More positive news with our local vaccination roll-out. With only a week to go to hit the mid-February target, 87.8% of over 80s, 87.5% of over 75s, 63.1% of over 70s and 66.7% of the clinically extremely vulnerable in East Sussex had received their first vaccination by 8 February. Whereas the message before had been ‘don’t call us, we’ll call you’, now is the time for everyone in the first four priority cohorts to contact the NHS if they’ve still not received an appointment.
Not only have our vaccination teams been busy giving the jab in centres at Sidley, Etchingham, Heathfield and Ticehurst, they have also been visiting care homes to vaccinate the vast majority of all residents. Taken as a whole, this cohort amounts to 90% of the mortality risk from COVID.
Once we vaccinate everyone over the age of 50 years, a target we aim to meet by May, we should have covered 99% of the mortality risk. An amazing result. If you are reading this and have played your part, there are not enough words to praise what you have done for your community. Thank you.
It’s important that we get everyone vaccinated. One of the reasons I was willing to support the lock-downs of this year was because I was assured that once the vaccination had been delivered, lock-downs would be over.
With this in mind. I was left bemused by a question and answer session with the Secretary of State for Health, Matt Hancock, in the Chamber this week. Matt was delivering a statement detailing new restrictions on international travel and arrivals. Passengers will now need to take one test before arrival and another two after they arrive. Whilst we are vaccinating, and to keep out mutant strains, this makes sense. However, once we have vaccinated, and we have been assured that our vaccines cover all known strains, it is important to state that this is a temporary measure which should not impact summer travel. My question to Matt was whether these measures would be lifted once we have vaccinated 99% of the mortality risk or once the vaccine has been tweaked for mutant strains. Matt’s answer, that it could last until the latter is completed, with references to Autumn, caught us all off guard. On top of this, the Transport Secretary then appeared to dismiss the idea of us holidaying in the UK this summer.
If ever we’ve deserved or needed a holiday, this is the year. In our part of the country, it’s not just a leisurely pursuit but, for many in the tourism and hospitality business, a job and a livelihood. Using my position as Chairman of the Transport Select Committee, I am determined to ensure that we get our travel industry, and our leisure time, back to some form of normality once the UK is vaccinated.
Speaking of the Committee, this week we examined bus services. A mode of transport often overlooked despite the fact that more people travel by bus than they do by train. It is more relied upon by the elderly, those in lower income brackets, rural communities and key workers. Some years back, our Committee called for a radical overhaul in bus services to ensure they delivered and were more regular. It appears the Government is now backing our bus strategy concept. We are now helping to fill in the content.

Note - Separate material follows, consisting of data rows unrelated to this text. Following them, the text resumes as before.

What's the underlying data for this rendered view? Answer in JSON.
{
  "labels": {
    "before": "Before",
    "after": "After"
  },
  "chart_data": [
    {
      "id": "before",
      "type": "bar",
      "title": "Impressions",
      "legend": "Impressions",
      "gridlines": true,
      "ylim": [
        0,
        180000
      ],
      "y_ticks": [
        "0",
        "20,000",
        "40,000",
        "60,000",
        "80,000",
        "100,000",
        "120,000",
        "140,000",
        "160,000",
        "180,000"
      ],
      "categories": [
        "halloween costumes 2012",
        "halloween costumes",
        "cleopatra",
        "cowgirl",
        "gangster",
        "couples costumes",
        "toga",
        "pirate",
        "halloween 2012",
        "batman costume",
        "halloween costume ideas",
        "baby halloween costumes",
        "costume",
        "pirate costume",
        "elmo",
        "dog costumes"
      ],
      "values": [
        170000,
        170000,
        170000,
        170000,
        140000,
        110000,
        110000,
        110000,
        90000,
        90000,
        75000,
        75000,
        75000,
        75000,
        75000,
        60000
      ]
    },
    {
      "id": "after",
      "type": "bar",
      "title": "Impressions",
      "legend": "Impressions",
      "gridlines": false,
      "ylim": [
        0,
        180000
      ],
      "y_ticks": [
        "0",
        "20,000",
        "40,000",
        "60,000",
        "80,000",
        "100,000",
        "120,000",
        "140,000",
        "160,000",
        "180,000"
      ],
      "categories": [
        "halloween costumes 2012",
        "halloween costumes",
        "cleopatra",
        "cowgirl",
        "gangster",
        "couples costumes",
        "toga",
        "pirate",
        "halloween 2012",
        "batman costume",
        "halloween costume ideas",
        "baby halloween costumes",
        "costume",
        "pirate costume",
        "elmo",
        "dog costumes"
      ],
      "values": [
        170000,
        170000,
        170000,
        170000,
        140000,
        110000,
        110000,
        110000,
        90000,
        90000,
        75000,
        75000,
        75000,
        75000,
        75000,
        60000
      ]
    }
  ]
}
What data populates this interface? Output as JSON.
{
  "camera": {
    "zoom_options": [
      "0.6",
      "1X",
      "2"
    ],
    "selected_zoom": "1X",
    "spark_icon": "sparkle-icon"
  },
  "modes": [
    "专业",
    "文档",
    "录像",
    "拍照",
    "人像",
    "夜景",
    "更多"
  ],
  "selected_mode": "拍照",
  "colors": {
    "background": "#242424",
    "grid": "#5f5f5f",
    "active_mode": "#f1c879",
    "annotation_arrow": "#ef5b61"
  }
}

As you will read elsewhere in the newspaper, I have been campaigning on behalf of the millions of leaseholders who have been left with enormous liabilities, and homes they cannot afford to live in or sell, following the Grenfell fire. This human tragedy revealed shortcomings in cladding and building design. New rules mean this must be fixed. Leaseholders, who do not own their building outright, are being left to foot the bill by owners with empty pockets, insurers who are refusing to pay and developers who have filed for bankruptcy. The bill is £16 billion. This reaches every part of the UK and this constituency is no exception. Just last week, the Prime Minister said no leaseholder should pay, but the Government fund only reaches about a third of that commitment. I’ve signed an amendment to legislation which would ensure that the costs are covered in full and that it be paid for not by the taxpayer but by an industry levy on those who continue to enjoy large profits having washed their hands of the past. Another busy and challenging week.